Records excerpted from a collection:
+ + + + +

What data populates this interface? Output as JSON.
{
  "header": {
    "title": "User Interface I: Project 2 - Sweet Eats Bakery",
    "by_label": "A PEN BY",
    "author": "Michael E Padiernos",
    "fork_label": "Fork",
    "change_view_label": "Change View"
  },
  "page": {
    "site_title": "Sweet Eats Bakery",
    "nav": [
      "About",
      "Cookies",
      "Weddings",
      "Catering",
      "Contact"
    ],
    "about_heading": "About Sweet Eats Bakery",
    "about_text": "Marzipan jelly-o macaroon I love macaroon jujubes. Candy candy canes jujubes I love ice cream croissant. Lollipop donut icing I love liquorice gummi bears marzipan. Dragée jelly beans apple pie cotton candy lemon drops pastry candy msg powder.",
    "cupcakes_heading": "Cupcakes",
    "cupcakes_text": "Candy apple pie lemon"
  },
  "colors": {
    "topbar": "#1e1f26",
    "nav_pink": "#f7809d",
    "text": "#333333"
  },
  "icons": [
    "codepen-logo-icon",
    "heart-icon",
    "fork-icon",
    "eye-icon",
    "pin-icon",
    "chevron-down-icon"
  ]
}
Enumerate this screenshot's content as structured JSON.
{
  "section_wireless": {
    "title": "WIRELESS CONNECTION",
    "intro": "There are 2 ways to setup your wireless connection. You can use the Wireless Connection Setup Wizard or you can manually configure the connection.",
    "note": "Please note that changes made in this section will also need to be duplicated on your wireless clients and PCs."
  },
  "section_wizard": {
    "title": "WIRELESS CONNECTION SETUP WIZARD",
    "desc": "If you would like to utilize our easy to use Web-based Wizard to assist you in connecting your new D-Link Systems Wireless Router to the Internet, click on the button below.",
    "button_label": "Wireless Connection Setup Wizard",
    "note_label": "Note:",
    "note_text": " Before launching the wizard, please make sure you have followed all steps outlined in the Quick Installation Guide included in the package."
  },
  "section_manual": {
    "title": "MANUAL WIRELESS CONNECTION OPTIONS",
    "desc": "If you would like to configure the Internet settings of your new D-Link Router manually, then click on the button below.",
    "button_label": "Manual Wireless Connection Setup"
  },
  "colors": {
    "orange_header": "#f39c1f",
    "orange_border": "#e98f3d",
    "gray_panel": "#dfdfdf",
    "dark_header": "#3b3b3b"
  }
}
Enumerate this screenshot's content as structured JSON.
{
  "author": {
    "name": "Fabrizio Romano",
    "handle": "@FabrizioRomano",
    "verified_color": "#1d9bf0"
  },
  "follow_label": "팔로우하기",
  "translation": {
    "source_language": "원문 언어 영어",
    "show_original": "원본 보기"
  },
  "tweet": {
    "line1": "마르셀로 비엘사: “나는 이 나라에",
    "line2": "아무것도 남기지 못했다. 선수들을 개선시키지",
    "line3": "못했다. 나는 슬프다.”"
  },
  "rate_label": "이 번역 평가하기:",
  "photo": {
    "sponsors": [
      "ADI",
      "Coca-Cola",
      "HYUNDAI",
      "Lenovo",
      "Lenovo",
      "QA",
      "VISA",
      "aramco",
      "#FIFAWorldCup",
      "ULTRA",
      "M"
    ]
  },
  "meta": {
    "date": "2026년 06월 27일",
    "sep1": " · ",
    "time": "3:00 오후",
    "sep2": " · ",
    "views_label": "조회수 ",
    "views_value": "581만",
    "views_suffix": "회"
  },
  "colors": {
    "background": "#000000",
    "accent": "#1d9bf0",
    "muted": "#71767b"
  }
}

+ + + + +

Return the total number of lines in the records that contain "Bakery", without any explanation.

3